Problem statement: Pick out every line in the data below that holds "code".
········
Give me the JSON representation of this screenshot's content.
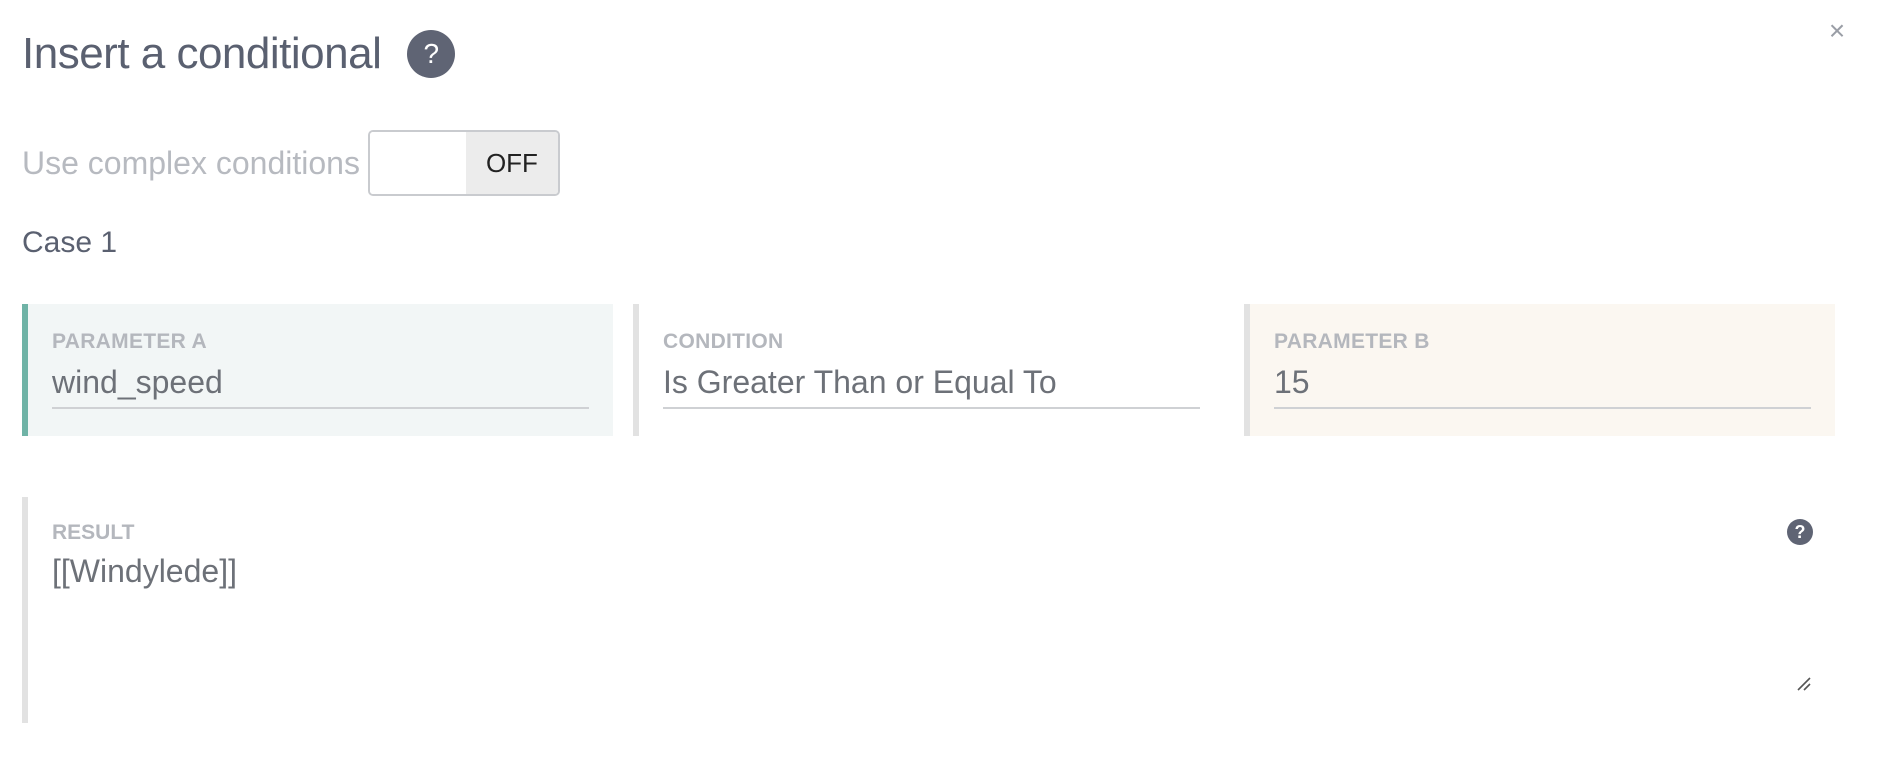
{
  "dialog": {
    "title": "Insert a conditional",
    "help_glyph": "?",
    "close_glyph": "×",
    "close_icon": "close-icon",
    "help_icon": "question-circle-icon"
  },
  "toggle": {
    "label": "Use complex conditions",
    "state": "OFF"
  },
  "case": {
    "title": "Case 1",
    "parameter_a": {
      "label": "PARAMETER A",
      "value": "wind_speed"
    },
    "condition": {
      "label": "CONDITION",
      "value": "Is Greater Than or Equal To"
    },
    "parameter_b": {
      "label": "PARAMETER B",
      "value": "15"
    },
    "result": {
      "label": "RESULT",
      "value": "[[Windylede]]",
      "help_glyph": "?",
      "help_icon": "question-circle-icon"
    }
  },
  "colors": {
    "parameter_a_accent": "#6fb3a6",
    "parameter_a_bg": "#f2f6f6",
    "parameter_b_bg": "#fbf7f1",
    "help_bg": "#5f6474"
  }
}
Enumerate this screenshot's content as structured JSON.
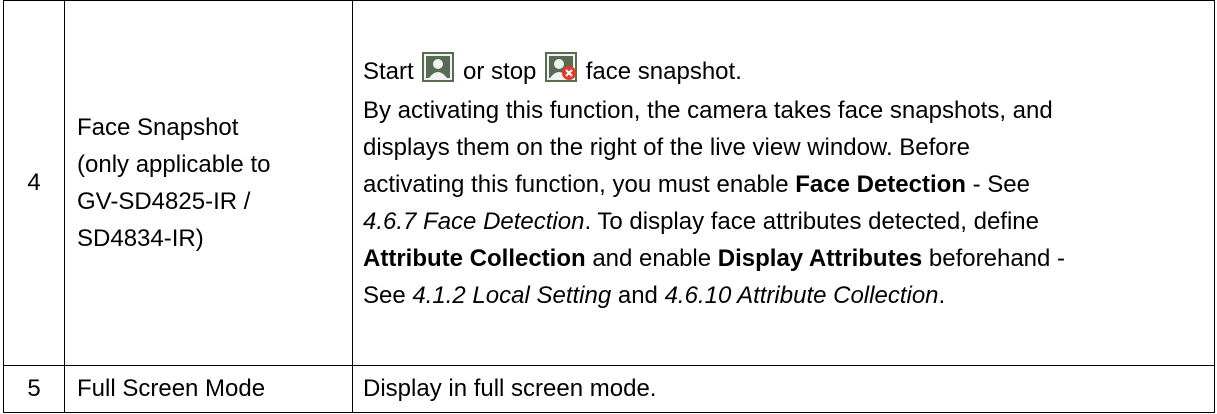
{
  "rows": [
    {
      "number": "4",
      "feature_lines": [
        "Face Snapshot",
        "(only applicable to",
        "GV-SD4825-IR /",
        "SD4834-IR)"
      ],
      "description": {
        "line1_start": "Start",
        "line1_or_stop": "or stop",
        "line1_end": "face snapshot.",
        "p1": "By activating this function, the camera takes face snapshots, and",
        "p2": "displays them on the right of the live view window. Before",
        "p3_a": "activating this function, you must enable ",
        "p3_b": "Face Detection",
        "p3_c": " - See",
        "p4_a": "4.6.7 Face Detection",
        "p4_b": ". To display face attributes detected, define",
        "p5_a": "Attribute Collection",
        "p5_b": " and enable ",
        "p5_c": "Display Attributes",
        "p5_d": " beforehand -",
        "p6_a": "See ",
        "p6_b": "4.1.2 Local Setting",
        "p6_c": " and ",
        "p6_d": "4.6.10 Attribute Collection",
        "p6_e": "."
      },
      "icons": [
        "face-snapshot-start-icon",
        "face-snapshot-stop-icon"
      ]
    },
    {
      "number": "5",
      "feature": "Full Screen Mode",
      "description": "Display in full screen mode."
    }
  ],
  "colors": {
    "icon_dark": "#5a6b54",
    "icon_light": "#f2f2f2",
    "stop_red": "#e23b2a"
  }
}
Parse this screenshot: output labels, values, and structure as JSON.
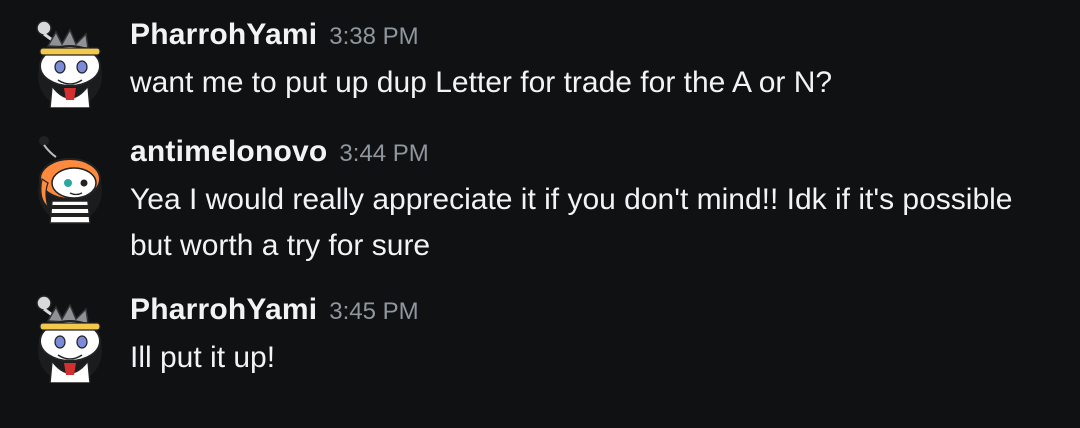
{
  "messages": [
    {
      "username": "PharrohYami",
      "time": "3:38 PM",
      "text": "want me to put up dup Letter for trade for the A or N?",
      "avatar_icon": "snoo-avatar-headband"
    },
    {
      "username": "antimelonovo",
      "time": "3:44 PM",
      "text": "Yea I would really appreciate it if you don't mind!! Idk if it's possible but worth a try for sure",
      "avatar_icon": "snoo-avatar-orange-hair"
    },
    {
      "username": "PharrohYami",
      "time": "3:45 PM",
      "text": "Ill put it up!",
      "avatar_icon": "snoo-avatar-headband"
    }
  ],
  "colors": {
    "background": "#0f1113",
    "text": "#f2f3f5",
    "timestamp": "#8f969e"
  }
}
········
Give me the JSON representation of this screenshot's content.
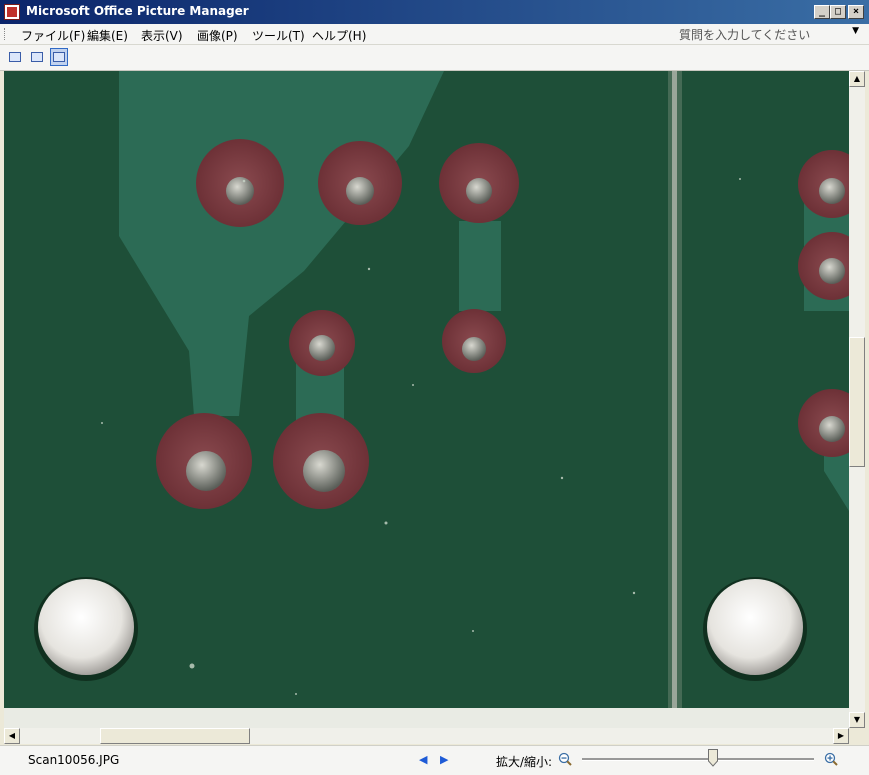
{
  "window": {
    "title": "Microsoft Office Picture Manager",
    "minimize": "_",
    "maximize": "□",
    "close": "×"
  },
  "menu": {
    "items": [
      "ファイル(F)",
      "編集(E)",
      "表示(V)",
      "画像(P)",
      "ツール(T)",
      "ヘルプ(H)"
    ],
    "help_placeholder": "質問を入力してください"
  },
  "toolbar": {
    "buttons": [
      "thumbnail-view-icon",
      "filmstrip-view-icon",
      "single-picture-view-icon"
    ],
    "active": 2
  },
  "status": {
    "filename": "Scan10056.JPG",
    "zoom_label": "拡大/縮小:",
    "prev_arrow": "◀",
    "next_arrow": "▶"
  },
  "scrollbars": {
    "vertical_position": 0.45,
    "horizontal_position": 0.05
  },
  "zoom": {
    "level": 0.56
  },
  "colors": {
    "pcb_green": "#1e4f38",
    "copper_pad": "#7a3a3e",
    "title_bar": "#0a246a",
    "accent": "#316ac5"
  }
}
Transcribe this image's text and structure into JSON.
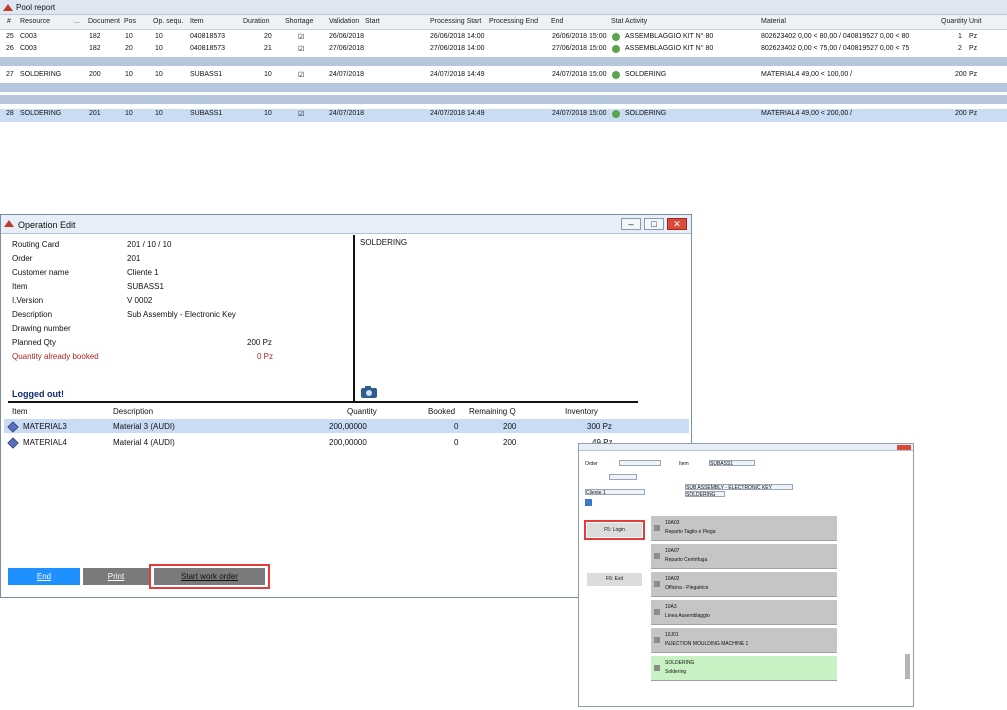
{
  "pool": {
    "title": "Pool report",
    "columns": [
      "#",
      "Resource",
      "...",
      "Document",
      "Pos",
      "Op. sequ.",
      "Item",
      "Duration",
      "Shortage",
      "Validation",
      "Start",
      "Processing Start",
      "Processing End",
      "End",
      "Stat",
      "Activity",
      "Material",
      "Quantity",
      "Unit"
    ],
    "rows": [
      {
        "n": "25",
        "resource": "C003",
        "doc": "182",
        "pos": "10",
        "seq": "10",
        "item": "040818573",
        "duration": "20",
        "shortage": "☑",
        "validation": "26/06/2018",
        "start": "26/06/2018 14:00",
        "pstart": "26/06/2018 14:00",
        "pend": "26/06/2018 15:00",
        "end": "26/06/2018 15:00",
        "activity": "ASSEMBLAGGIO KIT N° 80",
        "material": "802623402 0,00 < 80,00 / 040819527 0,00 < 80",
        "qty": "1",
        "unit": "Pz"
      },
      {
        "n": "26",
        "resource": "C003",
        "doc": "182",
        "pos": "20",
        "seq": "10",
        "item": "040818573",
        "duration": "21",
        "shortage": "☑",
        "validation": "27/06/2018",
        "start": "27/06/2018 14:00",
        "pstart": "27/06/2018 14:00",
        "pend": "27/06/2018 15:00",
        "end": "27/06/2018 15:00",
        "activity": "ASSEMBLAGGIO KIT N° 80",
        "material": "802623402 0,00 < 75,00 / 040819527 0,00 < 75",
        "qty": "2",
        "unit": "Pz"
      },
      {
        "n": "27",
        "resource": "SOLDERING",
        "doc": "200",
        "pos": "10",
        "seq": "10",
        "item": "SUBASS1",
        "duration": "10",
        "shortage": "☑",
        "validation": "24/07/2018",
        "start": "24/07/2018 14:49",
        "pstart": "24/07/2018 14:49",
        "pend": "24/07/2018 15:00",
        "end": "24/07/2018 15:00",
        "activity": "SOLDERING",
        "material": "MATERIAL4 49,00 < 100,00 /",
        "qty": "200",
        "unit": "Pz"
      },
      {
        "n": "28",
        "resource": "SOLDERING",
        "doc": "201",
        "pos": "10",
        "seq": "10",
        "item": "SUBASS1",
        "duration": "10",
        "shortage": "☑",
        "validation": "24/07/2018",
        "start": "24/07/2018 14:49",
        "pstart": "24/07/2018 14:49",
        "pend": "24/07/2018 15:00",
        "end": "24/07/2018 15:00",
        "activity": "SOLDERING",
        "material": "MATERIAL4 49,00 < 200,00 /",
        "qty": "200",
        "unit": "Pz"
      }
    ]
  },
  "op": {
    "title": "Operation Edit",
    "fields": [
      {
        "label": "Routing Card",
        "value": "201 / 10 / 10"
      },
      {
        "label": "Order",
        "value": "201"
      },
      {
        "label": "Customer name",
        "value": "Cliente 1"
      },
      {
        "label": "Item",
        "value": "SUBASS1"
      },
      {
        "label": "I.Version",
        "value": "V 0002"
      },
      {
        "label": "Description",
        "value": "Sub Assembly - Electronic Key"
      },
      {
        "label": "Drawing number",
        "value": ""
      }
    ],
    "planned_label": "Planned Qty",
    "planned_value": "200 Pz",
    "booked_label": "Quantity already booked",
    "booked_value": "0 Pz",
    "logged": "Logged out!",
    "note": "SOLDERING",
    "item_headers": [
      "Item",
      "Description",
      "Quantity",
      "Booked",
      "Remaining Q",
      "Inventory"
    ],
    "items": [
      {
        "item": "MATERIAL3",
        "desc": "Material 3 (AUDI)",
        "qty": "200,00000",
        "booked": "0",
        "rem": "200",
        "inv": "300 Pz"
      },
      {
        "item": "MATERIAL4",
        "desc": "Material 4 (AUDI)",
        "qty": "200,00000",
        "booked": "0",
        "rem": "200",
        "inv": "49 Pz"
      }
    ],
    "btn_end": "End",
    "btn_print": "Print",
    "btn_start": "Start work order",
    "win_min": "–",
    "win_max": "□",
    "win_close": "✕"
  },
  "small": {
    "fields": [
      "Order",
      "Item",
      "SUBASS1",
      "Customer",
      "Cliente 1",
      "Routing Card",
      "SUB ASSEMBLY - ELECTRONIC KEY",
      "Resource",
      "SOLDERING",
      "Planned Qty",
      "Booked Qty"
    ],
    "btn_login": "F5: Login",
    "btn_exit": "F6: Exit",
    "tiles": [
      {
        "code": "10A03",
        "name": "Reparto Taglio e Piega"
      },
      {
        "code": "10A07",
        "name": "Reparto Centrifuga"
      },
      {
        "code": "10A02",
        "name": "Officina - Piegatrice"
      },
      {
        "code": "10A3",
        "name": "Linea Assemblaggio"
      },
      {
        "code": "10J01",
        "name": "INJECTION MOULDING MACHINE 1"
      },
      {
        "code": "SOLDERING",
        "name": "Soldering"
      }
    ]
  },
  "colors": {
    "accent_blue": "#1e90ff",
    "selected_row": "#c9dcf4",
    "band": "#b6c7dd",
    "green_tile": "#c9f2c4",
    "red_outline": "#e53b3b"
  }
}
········
Result for this exercise:
        "code": "10A03",
        "code": "10A07",
        "code": "10A02",
        "code": "10A3",
        "code": "10J01",
        "code": "SOLDERING",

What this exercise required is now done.